* [What is required]: Line by line, the entries below are to be reproduced unaltered.
··· Raw data
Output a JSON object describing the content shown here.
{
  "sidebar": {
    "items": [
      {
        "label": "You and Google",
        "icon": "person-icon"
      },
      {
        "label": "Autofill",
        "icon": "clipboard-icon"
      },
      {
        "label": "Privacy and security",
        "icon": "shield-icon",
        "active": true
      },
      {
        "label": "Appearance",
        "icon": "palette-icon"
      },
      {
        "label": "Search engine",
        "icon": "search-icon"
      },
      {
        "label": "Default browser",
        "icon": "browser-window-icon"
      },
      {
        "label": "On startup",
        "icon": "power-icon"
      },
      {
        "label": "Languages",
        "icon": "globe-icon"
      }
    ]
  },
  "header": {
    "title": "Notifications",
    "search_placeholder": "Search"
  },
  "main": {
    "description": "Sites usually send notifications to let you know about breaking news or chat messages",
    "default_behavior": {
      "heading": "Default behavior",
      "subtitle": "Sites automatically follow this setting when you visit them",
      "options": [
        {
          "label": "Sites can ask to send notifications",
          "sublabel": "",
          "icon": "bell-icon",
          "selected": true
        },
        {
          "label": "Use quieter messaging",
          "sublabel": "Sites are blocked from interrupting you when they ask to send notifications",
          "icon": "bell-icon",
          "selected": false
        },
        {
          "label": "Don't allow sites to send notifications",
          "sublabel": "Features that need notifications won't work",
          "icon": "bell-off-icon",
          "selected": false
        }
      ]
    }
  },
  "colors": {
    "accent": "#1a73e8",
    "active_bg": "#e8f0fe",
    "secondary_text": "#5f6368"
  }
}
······
* [Task solution]:
Output a JSON object describing the content shown here.
{
  "sidebar": {
    "items": [
      {
        "label": "You and Google",
        "icon": "person-icon"
      },
      {
        "label": "Autofill",
        "icon": "clipboard-icon"
      },
      {
        "label": "Privacy and security",
        "icon": "shield-icon",
        "active": true
      },
      {
        "label": "Appearance",
        "icon": "palette-icon"
      },
      {
        "label": "Search engine",
        "icon": "search-icon"
      },
      {
        "label": "Default browser",
        "icon": "browser-window-icon"
      },
      {
        "label": "On startup",
        "icon": "power-icon"
      },
      {
        "label": "Languages",
        "icon": "globe-icon"
      }
    ]
  },
  "header": {
    "title": "Notifications",
    "search_placeholder": "Search"
  },
  "main": {
    "description": "Sites usually send notifications to let you know about breaking news or chat messages",
    "default_behavior": {
      "heading": "Default behavior",
      "subtitle": "Sites automatically follow this setting when you visit them",
      "options": [
        {
          "label": "Sites can ask to send notifications",
          "sublabel": "",
          "icon": "bell-icon",
          "selected": true
        },
        {
          "label": "Use quieter messaging",
          "sublabel": "Sites are blocked from interrupting you when they ask to send notifications",
          "icon": "bell-icon",
          "selected": false
        },
        {
          "label": "Don't allow sites to send notifications",
          "sublabel": "Features that need notifications won't work",
          "icon": "bell-off-icon",
          "selected": false
        }
      ]
    }
  },
  "colors": {
    "accent": "#1a73e8",
    "active_bg": "#e8f0fe",
    "secondary_text": "#5f6368"
  }
}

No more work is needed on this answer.